BEGIN DATASET EXTRACT

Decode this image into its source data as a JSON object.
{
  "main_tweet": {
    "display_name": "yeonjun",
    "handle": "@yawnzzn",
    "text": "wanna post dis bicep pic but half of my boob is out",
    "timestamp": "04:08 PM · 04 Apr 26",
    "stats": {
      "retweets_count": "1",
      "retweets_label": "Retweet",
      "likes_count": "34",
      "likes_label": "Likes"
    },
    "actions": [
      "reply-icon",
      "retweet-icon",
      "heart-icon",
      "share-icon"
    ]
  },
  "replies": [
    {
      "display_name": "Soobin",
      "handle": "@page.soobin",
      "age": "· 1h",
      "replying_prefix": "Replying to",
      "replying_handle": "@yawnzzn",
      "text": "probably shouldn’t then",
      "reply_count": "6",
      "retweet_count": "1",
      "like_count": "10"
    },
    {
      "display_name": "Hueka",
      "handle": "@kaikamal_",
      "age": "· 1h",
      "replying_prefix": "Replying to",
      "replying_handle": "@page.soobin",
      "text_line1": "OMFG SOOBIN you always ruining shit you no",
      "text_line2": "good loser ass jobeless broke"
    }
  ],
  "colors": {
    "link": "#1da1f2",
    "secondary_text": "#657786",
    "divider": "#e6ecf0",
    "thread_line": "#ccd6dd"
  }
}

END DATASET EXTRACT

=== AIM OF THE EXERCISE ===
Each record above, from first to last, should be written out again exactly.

=== WRITTEN SOLUTION ===
Decode this image into its source data as a JSON object.
{
  "main_tweet": {
    "display_name": "yeonjun",
    "handle": "@yawnzzn",
    "text": "wanna post dis bicep pic but half of my boob is out",
    "timestamp": "04:08 PM · 04 Apr 26",
    "stats": {
      "retweets_count": "1",
      "retweets_label": "Retweet",
      "likes_count": "34",
      "likes_label": "Likes"
    },
    "actions": [
      "reply-icon",
      "retweet-icon",
      "heart-icon",
      "share-icon"
    ]
  },
  "replies": [
    {
      "display_name": "Soobin",
      "handle": "@page.soobin",
      "age": "· 1h",
      "replying_prefix": "Replying to",
      "replying_handle": "@yawnzzn",
      "text": "probably shouldn’t then",
      "reply_count": "6",
      "retweet_count": "1",
      "like_count": "10"
    },
    {
      "display_name": "Hueka",
      "handle": "@kaikamal_",
      "age": "· 1h",
      "replying_prefix": "Replying to",
      "replying_handle": "@page.soobin",
      "text_line1": "OMFG SOOBIN you always ruining shit you no",
      "text_line2": "good loser ass jobeless broke"
    }
  ],
  "colors": {
    "link": "#1da1f2",
    "secondary_text": "#657786",
    "divider": "#e6ecf0",
    "thread_line": "#ccd6dd"
  }
}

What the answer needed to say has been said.